▶ [What is needed]
Copy every line of the data that includes the string "this".

******

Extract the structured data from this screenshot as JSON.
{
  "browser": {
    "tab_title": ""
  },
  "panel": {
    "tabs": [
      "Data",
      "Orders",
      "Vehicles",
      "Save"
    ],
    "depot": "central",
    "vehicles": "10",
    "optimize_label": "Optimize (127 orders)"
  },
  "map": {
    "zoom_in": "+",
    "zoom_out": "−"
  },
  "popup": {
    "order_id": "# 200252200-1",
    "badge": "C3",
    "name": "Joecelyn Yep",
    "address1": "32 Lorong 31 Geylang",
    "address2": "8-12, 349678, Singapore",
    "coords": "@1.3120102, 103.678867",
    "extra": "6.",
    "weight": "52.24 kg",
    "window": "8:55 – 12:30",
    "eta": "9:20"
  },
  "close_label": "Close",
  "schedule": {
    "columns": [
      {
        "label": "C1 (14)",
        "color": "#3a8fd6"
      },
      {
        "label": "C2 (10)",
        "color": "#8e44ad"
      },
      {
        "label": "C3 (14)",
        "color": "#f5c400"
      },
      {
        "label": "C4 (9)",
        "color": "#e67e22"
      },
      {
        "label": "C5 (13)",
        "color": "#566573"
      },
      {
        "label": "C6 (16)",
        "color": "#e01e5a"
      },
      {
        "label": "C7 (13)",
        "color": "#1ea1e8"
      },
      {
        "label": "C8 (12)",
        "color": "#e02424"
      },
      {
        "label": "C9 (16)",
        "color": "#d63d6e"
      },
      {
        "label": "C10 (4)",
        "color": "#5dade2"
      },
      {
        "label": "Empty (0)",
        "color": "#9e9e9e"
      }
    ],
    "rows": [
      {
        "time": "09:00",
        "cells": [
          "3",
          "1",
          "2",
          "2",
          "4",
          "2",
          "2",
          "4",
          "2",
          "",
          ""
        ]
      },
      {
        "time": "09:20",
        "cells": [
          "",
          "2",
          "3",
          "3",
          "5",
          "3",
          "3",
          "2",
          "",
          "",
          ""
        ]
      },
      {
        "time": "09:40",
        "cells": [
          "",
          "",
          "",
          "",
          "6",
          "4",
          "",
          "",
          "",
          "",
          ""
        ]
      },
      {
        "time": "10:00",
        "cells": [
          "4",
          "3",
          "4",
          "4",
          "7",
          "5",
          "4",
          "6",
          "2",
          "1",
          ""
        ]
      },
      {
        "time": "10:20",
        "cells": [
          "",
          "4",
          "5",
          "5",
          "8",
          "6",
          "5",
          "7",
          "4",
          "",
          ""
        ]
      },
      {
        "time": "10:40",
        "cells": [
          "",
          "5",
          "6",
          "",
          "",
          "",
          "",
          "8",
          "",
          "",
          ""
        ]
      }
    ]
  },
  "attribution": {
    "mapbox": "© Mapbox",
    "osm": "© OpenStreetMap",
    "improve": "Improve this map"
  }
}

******

▶ [Output of the task]
Extract the structured data from this screenshot as JSON.
    "improve": "Improve this map"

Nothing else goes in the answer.